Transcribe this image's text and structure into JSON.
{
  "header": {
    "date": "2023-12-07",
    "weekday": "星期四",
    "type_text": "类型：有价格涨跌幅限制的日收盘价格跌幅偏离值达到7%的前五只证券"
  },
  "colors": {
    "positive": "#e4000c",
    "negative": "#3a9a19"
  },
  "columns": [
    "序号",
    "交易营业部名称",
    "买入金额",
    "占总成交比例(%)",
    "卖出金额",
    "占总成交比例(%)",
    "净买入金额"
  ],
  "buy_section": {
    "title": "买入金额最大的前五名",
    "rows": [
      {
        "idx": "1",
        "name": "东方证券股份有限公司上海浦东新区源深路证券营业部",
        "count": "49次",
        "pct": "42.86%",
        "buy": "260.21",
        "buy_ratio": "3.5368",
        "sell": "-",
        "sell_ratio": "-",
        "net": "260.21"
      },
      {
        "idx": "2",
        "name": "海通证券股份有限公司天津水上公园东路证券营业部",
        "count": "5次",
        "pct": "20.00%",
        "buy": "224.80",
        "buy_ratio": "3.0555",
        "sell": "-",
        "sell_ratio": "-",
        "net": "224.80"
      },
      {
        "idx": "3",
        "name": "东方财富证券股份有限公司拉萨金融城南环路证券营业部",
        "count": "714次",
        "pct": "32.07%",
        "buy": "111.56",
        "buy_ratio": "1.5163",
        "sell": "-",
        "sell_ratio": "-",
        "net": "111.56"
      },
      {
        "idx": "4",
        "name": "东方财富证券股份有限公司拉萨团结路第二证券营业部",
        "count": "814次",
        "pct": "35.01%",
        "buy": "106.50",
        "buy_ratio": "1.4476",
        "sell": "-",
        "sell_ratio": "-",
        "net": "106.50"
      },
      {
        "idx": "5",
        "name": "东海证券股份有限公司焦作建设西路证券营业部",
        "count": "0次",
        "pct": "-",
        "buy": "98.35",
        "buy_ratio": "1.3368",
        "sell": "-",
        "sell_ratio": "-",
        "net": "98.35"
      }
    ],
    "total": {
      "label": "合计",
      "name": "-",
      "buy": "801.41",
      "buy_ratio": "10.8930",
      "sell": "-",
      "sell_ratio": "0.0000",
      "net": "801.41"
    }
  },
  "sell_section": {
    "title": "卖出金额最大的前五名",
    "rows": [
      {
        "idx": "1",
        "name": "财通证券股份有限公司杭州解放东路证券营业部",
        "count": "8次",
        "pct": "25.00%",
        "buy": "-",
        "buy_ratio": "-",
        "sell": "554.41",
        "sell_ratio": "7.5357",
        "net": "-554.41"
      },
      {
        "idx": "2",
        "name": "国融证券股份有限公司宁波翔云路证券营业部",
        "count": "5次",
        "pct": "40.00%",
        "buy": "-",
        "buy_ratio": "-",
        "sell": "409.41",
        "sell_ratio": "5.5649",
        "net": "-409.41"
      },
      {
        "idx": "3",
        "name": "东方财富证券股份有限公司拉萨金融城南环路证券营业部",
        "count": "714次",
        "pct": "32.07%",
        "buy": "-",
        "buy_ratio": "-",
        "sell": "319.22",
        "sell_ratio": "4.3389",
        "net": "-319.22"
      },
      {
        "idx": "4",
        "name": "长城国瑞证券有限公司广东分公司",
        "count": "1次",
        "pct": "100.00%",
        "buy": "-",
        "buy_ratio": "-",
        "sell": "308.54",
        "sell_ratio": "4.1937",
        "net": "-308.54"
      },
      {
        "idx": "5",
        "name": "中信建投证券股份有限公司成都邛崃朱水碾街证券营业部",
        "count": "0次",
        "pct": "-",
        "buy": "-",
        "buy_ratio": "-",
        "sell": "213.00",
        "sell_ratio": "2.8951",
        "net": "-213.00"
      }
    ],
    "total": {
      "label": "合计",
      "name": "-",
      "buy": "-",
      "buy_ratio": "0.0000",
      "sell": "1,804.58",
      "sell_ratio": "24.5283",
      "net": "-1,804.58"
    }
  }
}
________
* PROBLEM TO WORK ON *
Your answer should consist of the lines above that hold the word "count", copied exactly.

* RESPONSE BELOW *
        "count": "49次",
        "count": "5次",
        "count": "714次",
        "count": "814次",
        "count": "0次",
        "count": "8次",
        "count": "5次",
        "count": "714次",
        "count": "1次",
        "count": "0次",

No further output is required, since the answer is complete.